_Exercise material_
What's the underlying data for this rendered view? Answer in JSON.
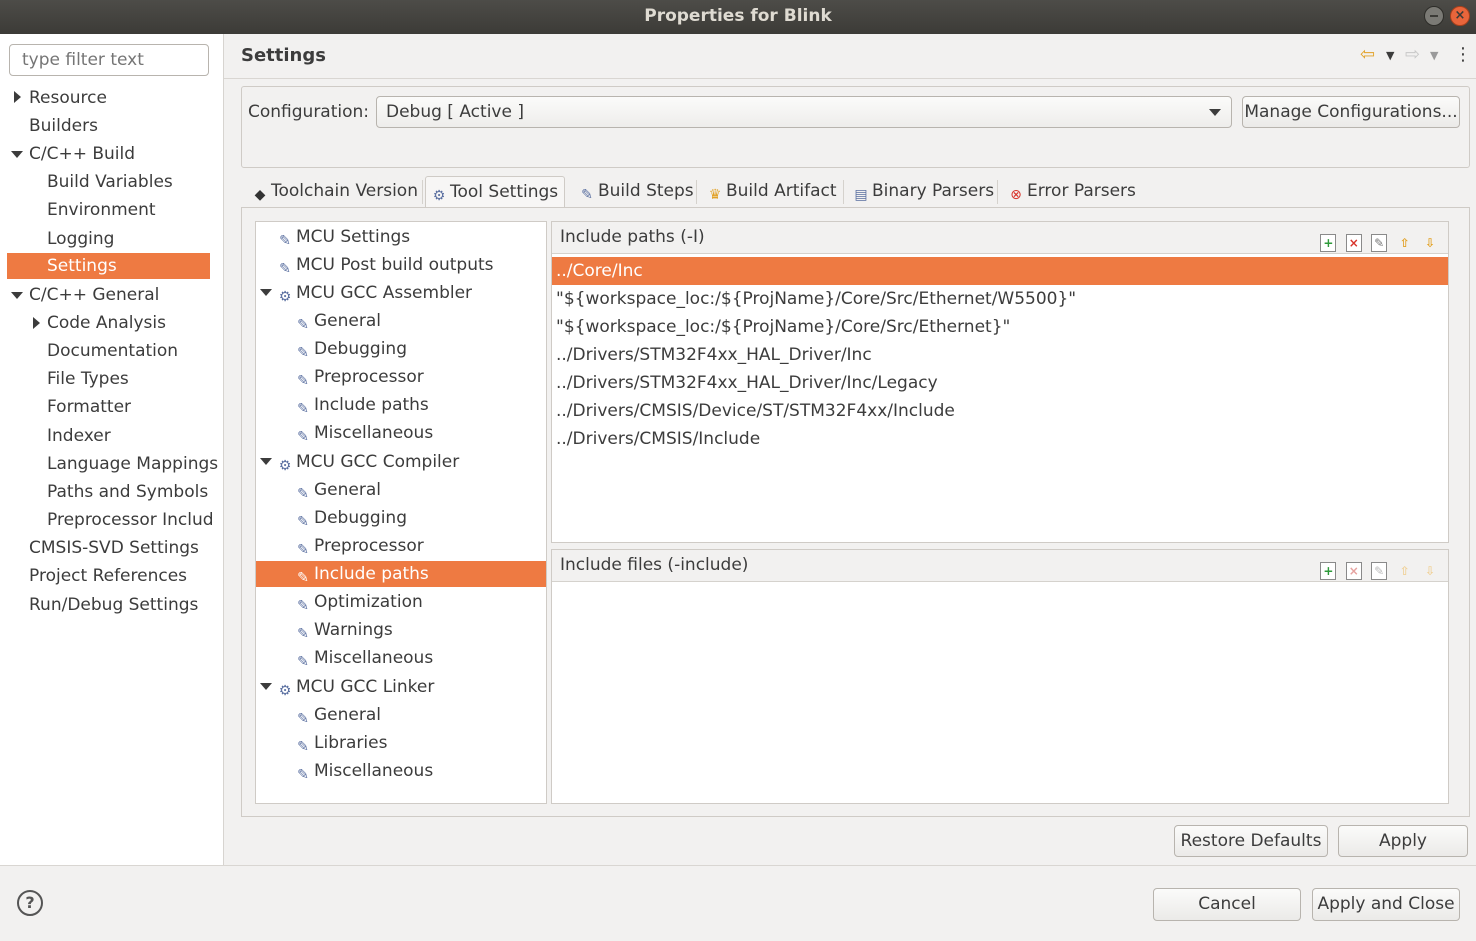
{
  "window": {
    "title": "Properties for Blink"
  },
  "filter": {
    "placeholder": "type filter text"
  },
  "left_tree": [
    {
      "label": "Resource"
    },
    {
      "label": "Builders"
    },
    {
      "label": "C/C++ Build"
    },
    {
      "label": "Build Variables"
    },
    {
      "label": "Environment"
    },
    {
      "label": "Logging"
    },
    {
      "label": "Settings"
    },
    {
      "label": "C/C++ General"
    },
    {
      "label": "Code Analysis"
    },
    {
      "label": "Documentation"
    },
    {
      "label": "File Types"
    },
    {
      "label": "Formatter"
    },
    {
      "label": "Indexer"
    },
    {
      "label": "Language Mappings"
    },
    {
      "label": "Paths and Symbols"
    },
    {
      "label": "Preprocessor Includ"
    },
    {
      "label": "CMSIS-SVD Settings"
    },
    {
      "label": "Project References"
    },
    {
      "label": "Run/Debug Settings"
    }
  ],
  "page": {
    "title": "Settings"
  },
  "config": {
    "label": "Configuration:",
    "value": "Debug  [ Active ]",
    "manage_label": "Manage Configurations..."
  },
  "tabs": [
    {
      "label": "Toolchain Version",
      "icon": "toolchain-icon"
    },
    {
      "label": "Tool Settings",
      "icon": "tool-settings-icon"
    },
    {
      "label": "Build Steps",
      "icon": "build-steps-icon"
    },
    {
      "label": "Build Artifact",
      "icon": "trophy-icon"
    },
    {
      "label": "Binary Parsers",
      "icon": "binary-parsers-icon"
    },
    {
      "label": "Error Parsers",
      "icon": "error-icon"
    }
  ],
  "tool_tree": [
    {
      "label": "MCU Settings"
    },
    {
      "label": "MCU Post build outputs"
    },
    {
      "label": "MCU GCC Assembler"
    },
    {
      "label": "General"
    },
    {
      "label": "Debugging"
    },
    {
      "label": "Preprocessor"
    },
    {
      "label": "Include paths"
    },
    {
      "label": "Miscellaneous"
    },
    {
      "label": "MCU GCC Compiler"
    },
    {
      "label": "General"
    },
    {
      "label": "Debugging"
    },
    {
      "label": "Preprocessor"
    },
    {
      "label": "Include paths"
    },
    {
      "label": "Optimization"
    },
    {
      "label": "Warnings"
    },
    {
      "label": "Miscellaneous"
    },
    {
      "label": "MCU GCC Linker"
    },
    {
      "label": "General"
    },
    {
      "label": "Libraries"
    },
    {
      "label": "Miscellaneous"
    }
  ],
  "include_paths": {
    "title": "Include paths (-I)",
    "items": [
      "../Core/Inc",
      "\"${workspace_loc:/${ProjName}/Core/Src/Ethernet/W5500}\"",
      "\"${workspace_loc:/${ProjName}/Core/Src/Ethernet}\"",
      "../Drivers/STM32F4xx_HAL_Driver/Inc",
      "../Drivers/STM32F4xx_HAL_Driver/Inc/Legacy",
      "../Drivers/CMSIS/Device/ST/STM32F4xx/Include",
      "../Drivers/CMSIS/Include"
    ]
  },
  "include_files": {
    "title": "Include files (-include)"
  },
  "buttons": {
    "restore": "Restore Defaults",
    "apply": "Apply",
    "cancel": "Cancel",
    "apply_close": "Apply and Close"
  },
  "colors": {
    "selection": "#ee7a42",
    "titlebar": "#3c3b37"
  }
}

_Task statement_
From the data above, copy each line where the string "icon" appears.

_Solution to this task_
      "icon": "toolchain-icon"
      "icon": "tool-settings-icon"
      "icon": "build-steps-icon"
      "icon": "trophy-icon"
      "icon": "binary-parsers-icon"
      "icon": "error-icon"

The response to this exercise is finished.